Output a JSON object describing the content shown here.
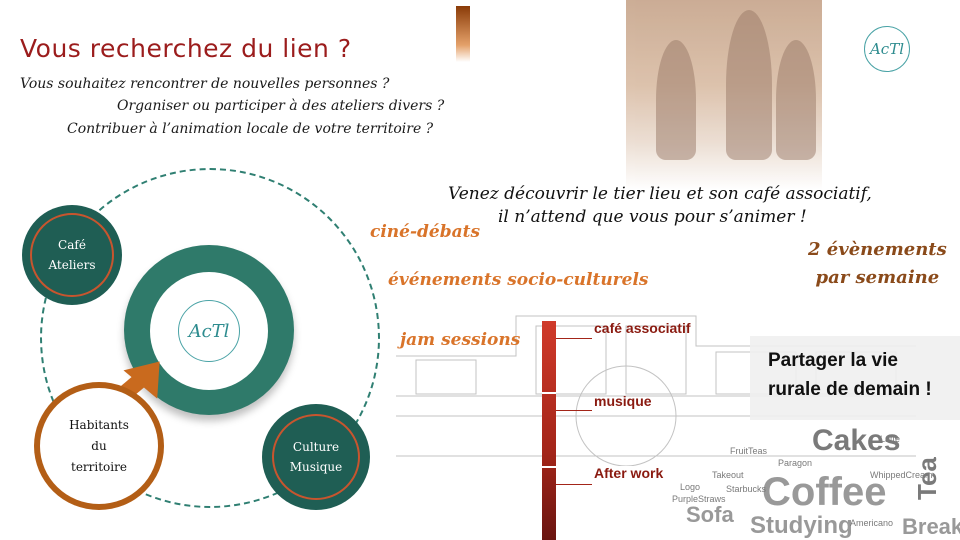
{
  "header": {
    "title": "Vous recherchez du lien ?",
    "questions": [
      "Vous souhaitez rencontrer de nouvelles personnes ?",
      "Organiser ou participer à des ateliers divers ?",
      "Contribuer à l’animation locale de votre territoire ?"
    ]
  },
  "logo": {
    "text": "AcTl"
  },
  "invite": {
    "line1": "Venez découvrir le tier lieu et son café associatif,",
    "line2": "il n’attend que vous pour s’animer !"
  },
  "activities": [
    "ciné-débats",
    "événements socio-culturels",
    "jam sessions"
  ],
  "events": {
    "line1": "2 évènements",
    "line2": "par semaine"
  },
  "diagram": {
    "cafe": [
      "Café",
      "Ateliers"
    ],
    "habitants": [
      "Habitants",
      "du",
      "territoire"
    ],
    "culture": [
      "Culture",
      "Musique"
    ]
  },
  "timeline": [
    "café associatif",
    "musique",
    "After work"
  ],
  "share": {
    "line1": "Partager la vie",
    "line2": "rurale de demain !"
  },
  "wordcloud": [
    "Cakes",
    "Coffee",
    "Tea",
    "Sofa",
    "Studying",
    "Breakfast",
    "FruitTeas",
    "Latte",
    "WhippedCream",
    "Americano",
    "Logo",
    "PurpleStraws",
    "Paragon",
    "Takeout",
    "Starbucks"
  ],
  "colors": {
    "teal": "#2f7a6a",
    "dark_teal": "#1f5e54",
    "orange": "#d9742a",
    "brown": "#b35e16",
    "red": "#a32519",
    "title": "#9b1c1c"
  }
}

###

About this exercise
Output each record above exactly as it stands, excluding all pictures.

Result
Output a JSON object describing the content shown here.
{
  "header": {
    "title": "Vous recherchez du lien ?",
    "questions": [
      "Vous souhaitez rencontrer de nouvelles personnes ?",
      "Organiser ou participer à des ateliers divers ?",
      "Contribuer à l’animation locale de votre territoire ?"
    ]
  },
  "logo": {
    "text": "AcTl"
  },
  "invite": {
    "line1": "Venez découvrir le tier lieu et son café associatif,",
    "line2": "il n’attend que vous pour s’animer !"
  },
  "activities": [
    "ciné-débats",
    "événements socio-culturels",
    "jam sessions"
  ],
  "events": {
    "line1": "2 évènements",
    "line2": "par semaine"
  },
  "diagram": {
    "cafe": [
      "Café",
      "Ateliers"
    ],
    "habitants": [
      "Habitants",
      "du",
      "territoire"
    ],
    "culture": [
      "Culture",
      "Musique"
    ]
  },
  "timeline": [
    "café associatif",
    "musique",
    "After work"
  ],
  "share": {
    "line1": "Partager la vie",
    "line2": "rurale de demain !"
  },
  "wordcloud": [
    "Cakes",
    "Coffee",
    "Tea",
    "Sofa",
    "Studying",
    "Breakfast",
    "FruitTeas",
    "Latte",
    "WhippedCream",
    "Americano",
    "Logo",
    "PurpleStraws",
    "Paragon",
    "Takeout",
    "Starbucks"
  ],
  "colors": {
    "teal": "#2f7a6a",
    "dark_teal": "#1f5e54",
    "orange": "#d9742a",
    "brown": "#b35e16",
    "red": "#a32519",
    "title": "#9b1c1c"
  }
}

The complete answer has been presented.